LOUISVILLE, Ky. — The University of Louisville’s Kent School of Social Work has a major role in a five-year, federally funded research grant to strengthen the country’s child welfare agency workforce – and ultimately to improve the lives of the children it serves.
The UofL portion is $2.1 million for the evaluation part of the grant, which is expected to total $15 million for the consortium of five universities and three national child welfare consultants. The group has launched the Quality Improvement Center for Workforce Development through the grant from the U.S. Department of Health and Human Services Administration’s Children’s Bureau.
Battling a high turnover rate, child welfare agencies report difficulty in retaining qualified employees in jobs that can be high-stress, low-paying and complex. Workers tasked with protecting vulnerable children and with strengthening families face emotionally draining situations and challenges that can lead to secondary trauma and burnout.
Eight agencies chosen as study sites represent a mix of urban and rural communities and a variety of types of organizations, including centralized state systems, county-administered systems, a large urban county and a Native American tribe.
“The center will work in partnership with the eight jurisdictions to execute rigorous evaluations on a variety of workforce interventions so that the field will have more evidence-based options for improving difficult workforce challenges,” said Anita Barbee, UofL distinguished university scholar in social work, who will be the project’s lead evaluator. “The lessons we learn through this project will be applicable to our own state down the line.”
Other partners in the center, based at University of Nebraska-Lincoln, are University of Colorado-Denver, University of Tennessee-Knoxville, UCLA, C.F. Parry Associates, CLH Strategies and Solutions and Great Eastern Consulting.
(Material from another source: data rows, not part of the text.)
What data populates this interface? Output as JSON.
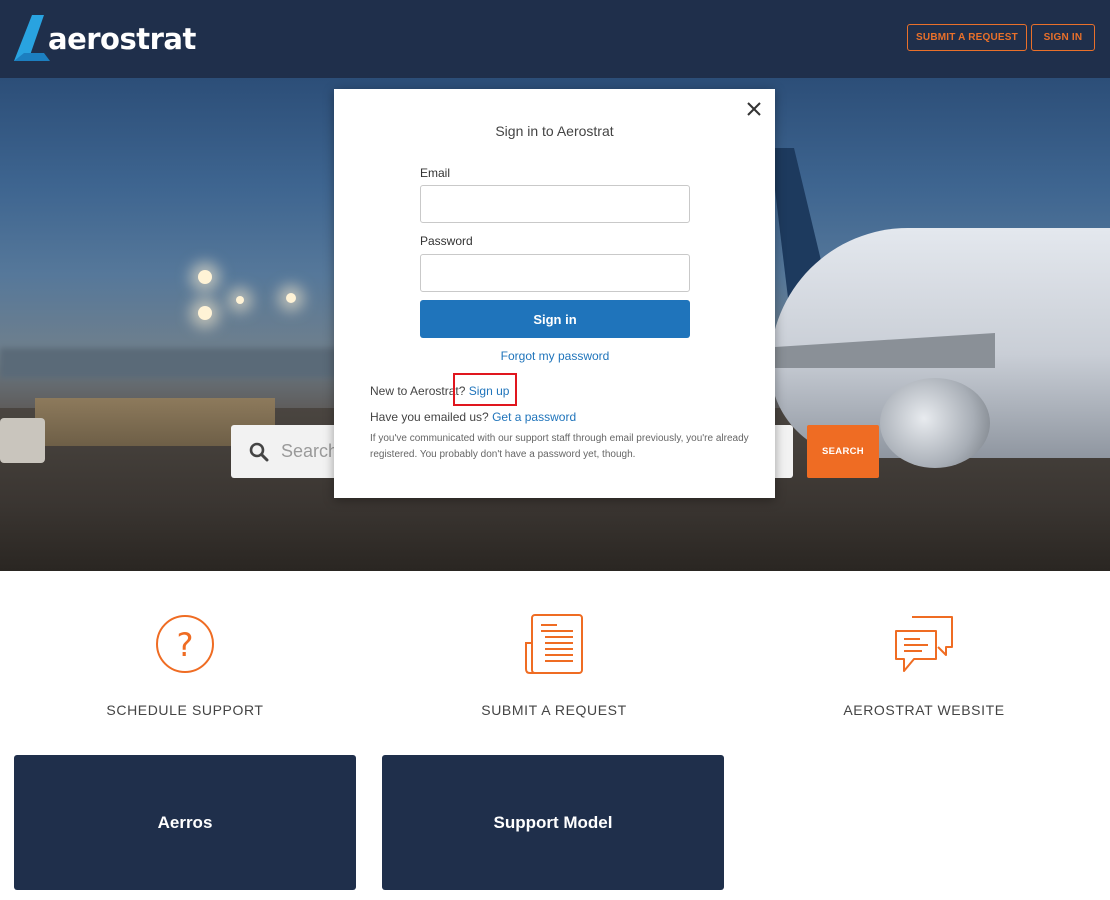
{
  "header": {
    "logo_text": "aerostrat",
    "submit_request_label": "SUBMIT A REQUEST",
    "sign_in_label": "SIGN IN"
  },
  "hero": {
    "search_placeholder": "Search",
    "search_button_label": "SEARCH"
  },
  "modal": {
    "title": "Sign in to Aerostrat",
    "email_label": "Email",
    "email_value": "",
    "password_label": "Password",
    "password_value": "",
    "sign_in_button_label": "Sign in",
    "forgot_password_label": "Forgot my password",
    "new_user_prefix": "New to Aerostrat?",
    "sign_up_label": "Sign up",
    "emailed_prefix": "Have you emailed us?",
    "get_password_label": "Get a password",
    "note": "If you've communicated with our support staff through email previously, you're already registered. You probably don't have a password yet, though."
  },
  "features": [
    {
      "label": "SCHEDULE SUPPORT",
      "icon": "question-circle-icon"
    },
    {
      "label": "SUBMIT A REQUEST",
      "icon": "document-icon"
    },
    {
      "label": "AEROSTRAT WEBSITE",
      "icon": "chat-bubbles-icon"
    }
  ],
  "cards": [
    {
      "label": "Aerros"
    },
    {
      "label": "Support Model"
    }
  ],
  "colors": {
    "header_bg": "#1f2f4b",
    "accent_orange": "#ef6c23",
    "link_blue": "#1f74bb",
    "highlight_red": "#e0161e"
  }
}
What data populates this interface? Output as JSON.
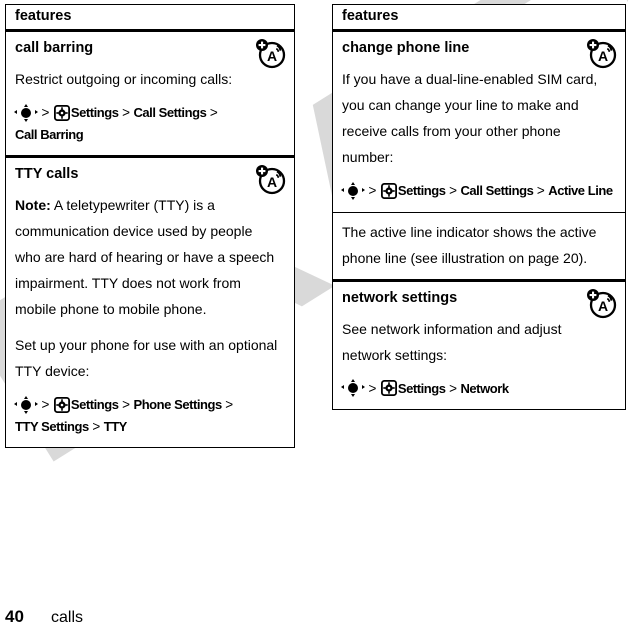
{
  "document": {
    "footer": {
      "page_number": "40",
      "chapter": "calls"
    },
    "watermark": "DRAFT"
  },
  "columns": [
    {
      "header": "features",
      "rows": [
        {
          "title": "call barring",
          "icon": "network-roaming-icon",
          "blocks": [
            {
              "type": "text",
              "text": "Restrict outgoing or incoming calls:"
            },
            {
              "type": "path",
              "items": [
                "nav-key-icon",
                "gear-icon",
                "Settings",
                "Call Settings",
                "Call Barring"
              ]
            }
          ]
        },
        {
          "title": "TTY calls",
          "icon": "network-roaming-icon",
          "blocks": [
            {
              "type": "text",
              "bold_prefix": "Note:",
              "text": " A teletypewriter (TTY) is a communication device used by people who are hard of hearing or have a speech impairment. TTY does not work from mobile phone to mobile phone."
            },
            {
              "type": "text",
              "text": "Set up your phone for use with an optional TTY device:"
            },
            {
              "type": "path",
              "items": [
                "nav-key-icon",
                "gear-icon",
                "Settings",
                "Phone Settings",
                "TTY Settings",
                "TTY"
              ]
            }
          ]
        }
      ]
    },
    {
      "header": "features",
      "rows": [
        {
          "title": "change phone line",
          "icon": "network-roaming-icon",
          "blocks": [
            {
              "type": "text",
              "text": "If you have a dual-line-enabled SIM card, you can change your line to make and receive calls from your other phone number:"
            },
            {
              "type": "path",
              "items": [
                "nav-key-icon",
                "gear-icon",
                "Settings",
                "Call Settings",
                "Active Line"
              ]
            }
          ]
        },
        {
          "title": "",
          "icon": "",
          "subrow": true,
          "blocks": [
            {
              "type": "text",
              "text": "The active line indicator shows the active phone line (see illustration on page 20)."
            }
          ]
        },
        {
          "title": "network settings",
          "icon": "network-roaming-icon",
          "blocks": [
            {
              "type": "text",
              "text": "See network information and adjust network settings:"
            },
            {
              "type": "path",
              "items": [
                "nav-key-icon",
                "gear-icon",
                "Settings",
                "Network"
              ]
            }
          ]
        }
      ]
    }
  ],
  "path_separator": ">",
  "colors": {
    "text": "#000000",
    "background": "#ffffff",
    "watermark": "#d9d9d9",
    "rule": "#000000"
  }
}
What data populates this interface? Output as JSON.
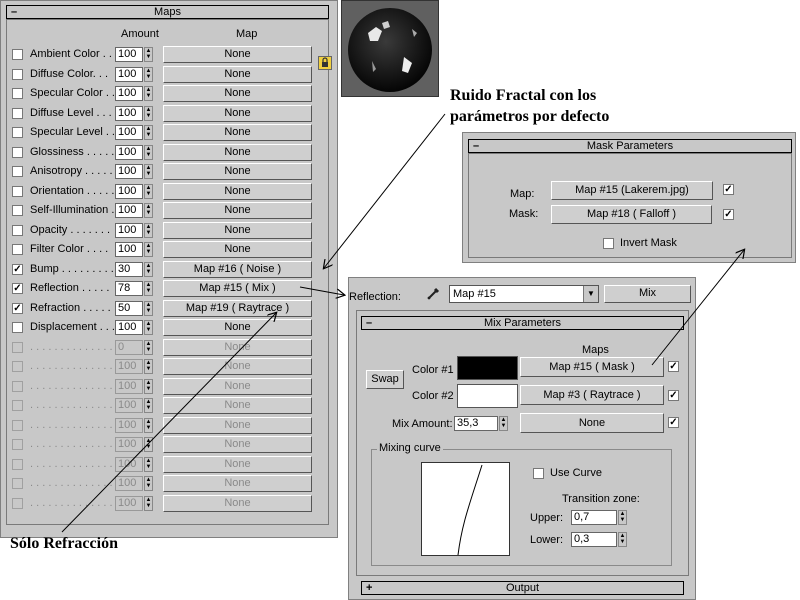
{
  "maps": {
    "title": "Maps",
    "col_amount": "Amount",
    "col_map": "Map",
    "rows": [
      {
        "label": "Ambient Color . .",
        "amount": "100",
        "map": "None",
        "checked": false,
        "enabled": true
      },
      {
        "label": "Diffuse Color. . .",
        "amount": "100",
        "map": "None",
        "checked": false,
        "enabled": true
      },
      {
        "label": "Specular Color . .",
        "amount": "100",
        "map": "None",
        "checked": false,
        "enabled": true
      },
      {
        "label": "Diffuse Level . . .",
        "amount": "100",
        "map": "None",
        "checked": false,
        "enabled": true
      },
      {
        "label": "Specular Level . .",
        "amount": "100",
        "map": "None",
        "checked": false,
        "enabled": true
      },
      {
        "label": "Glossiness . . . . .",
        "amount": "100",
        "map": "None",
        "checked": false,
        "enabled": true
      },
      {
        "label": "Anisotropy . . . . .",
        "amount": "100",
        "map": "None",
        "checked": false,
        "enabled": true
      },
      {
        "label": "Orientation . . . . .",
        "amount": "100",
        "map": "None",
        "checked": false,
        "enabled": true
      },
      {
        "label": "Self-Illumination .",
        "amount": "100",
        "map": "None",
        "checked": false,
        "enabled": true
      },
      {
        "label": "Opacity . . . . . . .",
        "amount": "100",
        "map": "None",
        "checked": false,
        "enabled": true
      },
      {
        "label": "Filter Color . . . .",
        "amount": "100",
        "map": "None",
        "checked": false,
        "enabled": true
      },
      {
        "label": "Bump . . . . . . . . .",
        "amount": "30",
        "map": "Map #16  ( Noise )",
        "checked": true,
        "enabled": true
      },
      {
        "label": "Reflection  . . . . .",
        "amount": "78",
        "map": "Map #15  ( Mix )",
        "checked": true,
        "enabled": true
      },
      {
        "label": "Refraction  . . . . .",
        "amount": "50",
        "map": "Map #19  ( Raytrace )",
        "checked": true,
        "enabled": true
      },
      {
        "label": "Displacement  . . .",
        "amount": "100",
        "map": "None",
        "checked": false,
        "enabled": true
      },
      {
        "label": ". . . . . . . . . . . . . .",
        "amount": "0",
        "map": "None",
        "checked": false,
        "enabled": false
      },
      {
        "label": ". . . . . . . . . . . . . .",
        "amount": "100",
        "map": "None",
        "checked": false,
        "enabled": false
      },
      {
        "label": ". . . . . . . . . . . . . .",
        "amount": "100",
        "map": "None",
        "checked": false,
        "enabled": false
      },
      {
        "label": ". . . . . . . . . . . . . .",
        "amount": "100",
        "map": "None",
        "checked": false,
        "enabled": false
      },
      {
        "label": ". . . . . . . . . . . . . .",
        "amount": "100",
        "map": "None",
        "checked": false,
        "enabled": false
      },
      {
        "label": ". . . . . . . . . . . . . .",
        "amount": "100",
        "map": "None",
        "checked": false,
        "enabled": false
      },
      {
        "label": ". . . . . . . . . . . . . .",
        "amount": "100",
        "map": "None",
        "checked": false,
        "enabled": false
      },
      {
        "label": ". . . . . . . . . . . . . .",
        "amount": "100",
        "map": "None",
        "checked": false,
        "enabled": false
      },
      {
        "label": ". . . . . . . . . . . . . .",
        "amount": "100",
        "map": "None",
        "checked": false,
        "enabled": false
      }
    ]
  },
  "captions": {
    "noise_1": "Ruido Fractal con los",
    "noise_2": "parámetros por defecto",
    "refraction": "Sólo Refracción"
  },
  "mask": {
    "title": "Mask Parameters",
    "map_label": "Map:",
    "map_value": "Map #15 (Lakerem.jpg)",
    "mask_label": "Mask:",
    "mask_value": "Map #18  ( Falloff )",
    "invert_label": "Invert Mask"
  },
  "reflection_bar": {
    "label": "Reflection:",
    "dropdown": "Map #15",
    "type_button": "Mix"
  },
  "mix": {
    "title": "Mix Parameters",
    "maps_header": "Maps",
    "swap": "Swap",
    "color1_label": "Color #1",
    "color1_map": "Map #15  ( Mask )",
    "color2_label": "Color #2",
    "color2_map": "Map #3  ( Raytrace )",
    "mix_amount_label": "Mix Amount:",
    "mix_amount_value": "35,3",
    "mix_map": "None",
    "curve_group": "Mixing curve",
    "use_curve": "Use Curve",
    "transition": "Transition zone:",
    "upper_label": "Upper:",
    "upper_value": "0,7",
    "lower_label": "Lower:",
    "lower_value": "0,3"
  },
  "output": {
    "title": "Output"
  },
  "colors": {
    "panel": "#c8c8c8",
    "color1": "#000000",
    "color2": "#ffffff"
  }
}
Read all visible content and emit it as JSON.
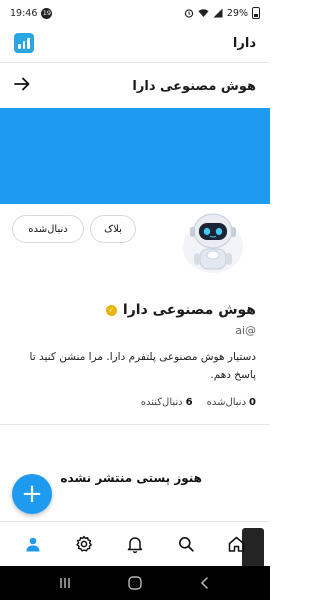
{
  "status_bar": {
    "time": "19:46",
    "badge": "19",
    "battery": "29%"
  },
  "header": {
    "title": "دارا",
    "logo_icon": "app-logo-icon"
  },
  "profile_nav": {
    "title": "هوش مصنوعی دارا",
    "back_icon": "arrow-right-icon"
  },
  "actions": {
    "block_label": "بلاک",
    "follow_label": "دنبال‌شده"
  },
  "profile": {
    "name": "هوش مصنوعی دارا",
    "handle": "ai@",
    "bio": "دستیار هوش مصنوعی پلتفرم دارا. مرا منشن کنید تا پاسخ دهم.",
    "following_count": "0",
    "following_label": "دنبال‌شده",
    "followers_count": "6",
    "followers_label": "دنبال‌کننده"
  },
  "feed": {
    "empty_message": "هنوز پستی منتشر نشده"
  },
  "fab": {
    "icon": "+"
  },
  "colors": {
    "accent": "#1e9bf0",
    "verified": "#e8b400"
  },
  "bottom_nav": [
    "home-icon",
    "search-icon",
    "bell-icon",
    "settings-icon",
    "profile-icon"
  ]
}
Other Kent School researchers working on the grant are faculty members Becky Antle and Martin Hall, research managers Katy Henry and Jenny Taylor and doctoral student Lisa Purdy.
For more information, check http://www.qic-wd.org or contact Barbee at 502-852-0416 or firstname.lastname@example.org.